▶ _Your instructions_
Print back each record unchanged, without pictures.

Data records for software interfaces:
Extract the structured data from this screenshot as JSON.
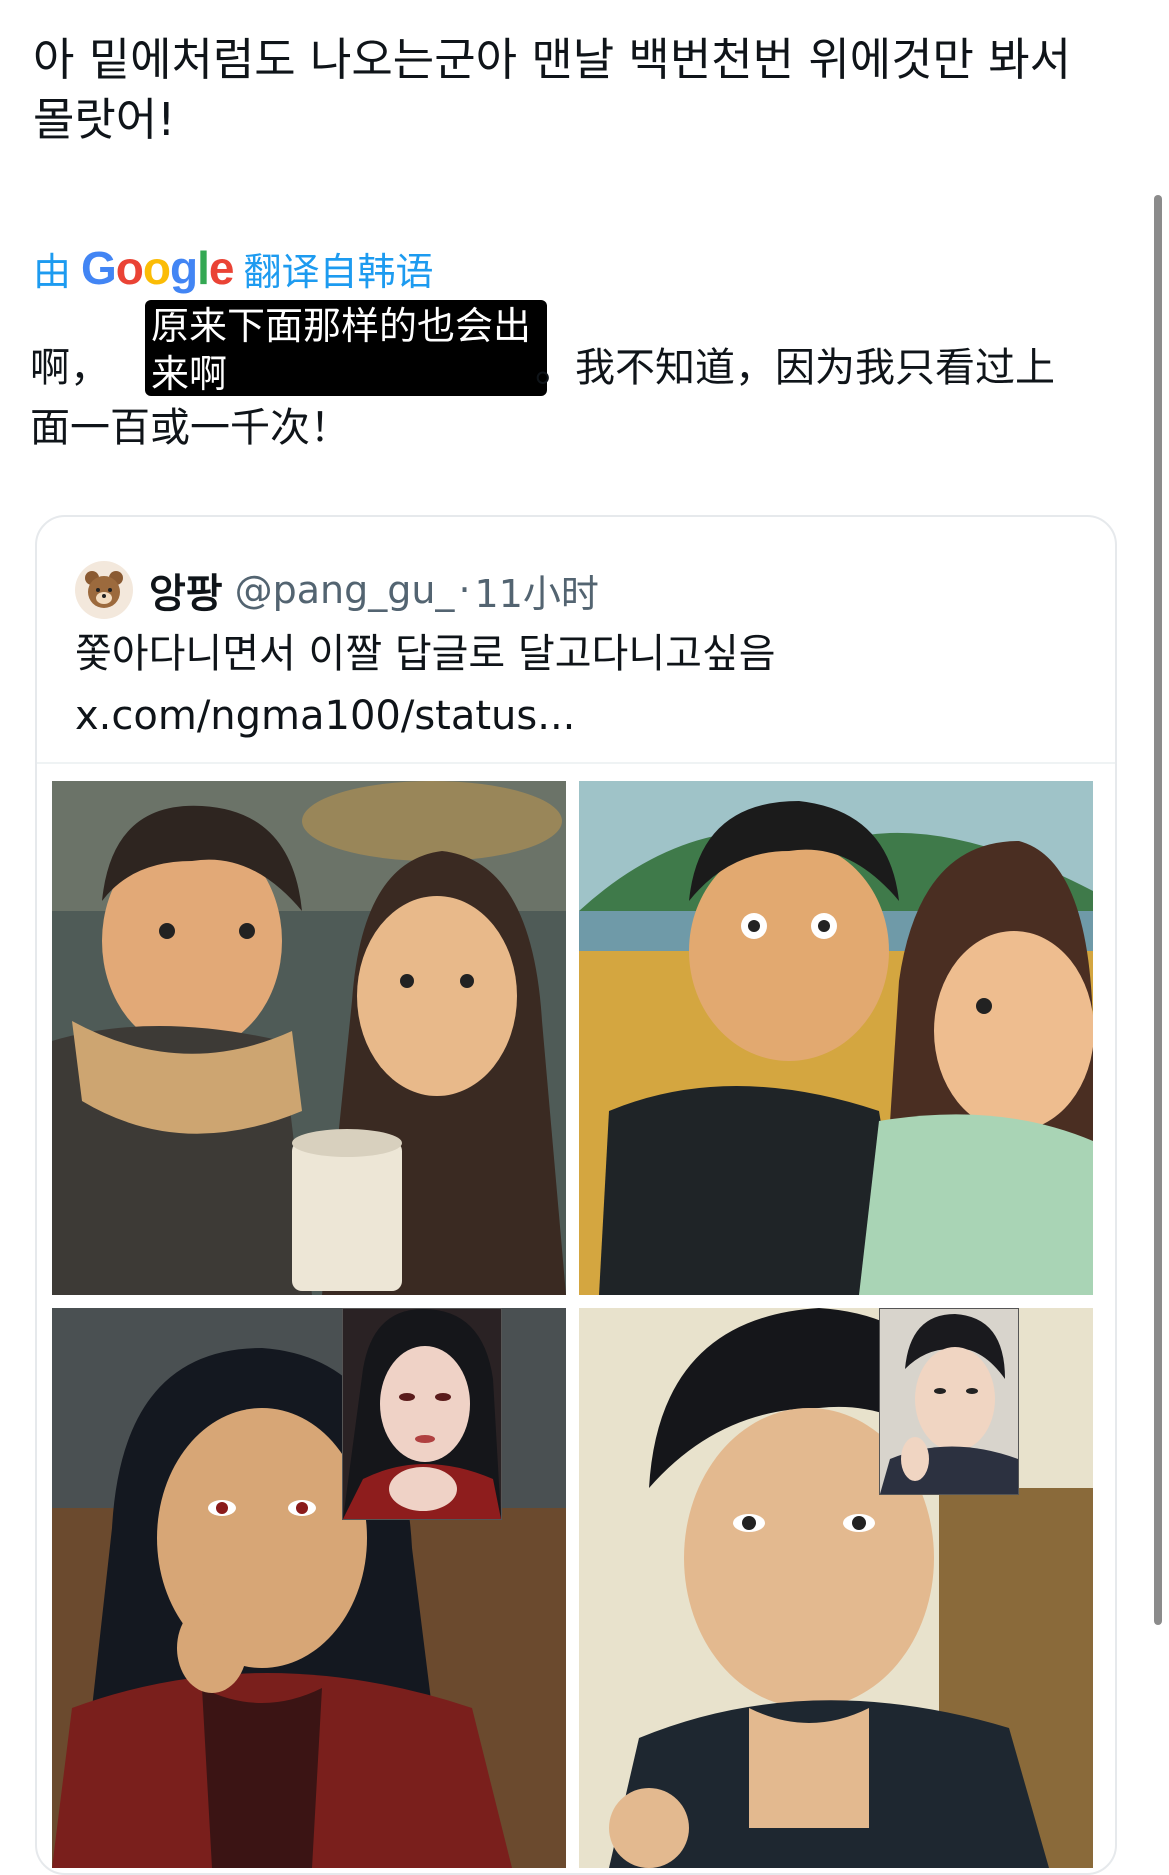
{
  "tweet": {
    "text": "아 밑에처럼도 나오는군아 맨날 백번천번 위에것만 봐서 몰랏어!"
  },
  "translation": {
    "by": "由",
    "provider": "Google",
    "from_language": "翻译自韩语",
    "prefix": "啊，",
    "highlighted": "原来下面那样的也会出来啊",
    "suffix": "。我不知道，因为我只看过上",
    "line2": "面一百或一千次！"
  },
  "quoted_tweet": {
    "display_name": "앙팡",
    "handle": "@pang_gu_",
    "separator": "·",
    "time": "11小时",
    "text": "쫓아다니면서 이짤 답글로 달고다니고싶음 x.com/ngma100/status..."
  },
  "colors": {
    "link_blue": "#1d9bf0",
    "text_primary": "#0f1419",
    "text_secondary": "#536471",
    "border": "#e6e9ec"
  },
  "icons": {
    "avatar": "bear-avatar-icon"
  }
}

▶ _Answer for the task_
Extract the structured data from this screenshot as JSON.
{
  "tweet": {
    "text": "아 밑에처럼도 나오는군아 맨날 백번천번 위에것만 봐서 몰랏어!"
  },
  "translation": {
    "by": "由",
    "provider": "Google",
    "from_language": "翻译自韩语",
    "prefix": "啊，",
    "highlighted": "原来下面那样的也会出来啊",
    "suffix": "。我不知道，因为我只看过上",
    "line2": "面一百或一千次！"
  },
  "quoted_tweet": {
    "display_name": "앙팡",
    "handle": "@pang_gu_",
    "separator": "·",
    "time": "11小时",
    "text": "쫓아다니면서 이짤 답글로 달고다니고싶음 x.com/ngma100/status..."
  },
  "colors": {
    "link_blue": "#1d9bf0",
    "text_primary": "#0f1419",
    "text_secondary": "#536471",
    "border": "#e6e9ec"
  },
  "icons": {
    "avatar": "bear-avatar-icon"
  }
}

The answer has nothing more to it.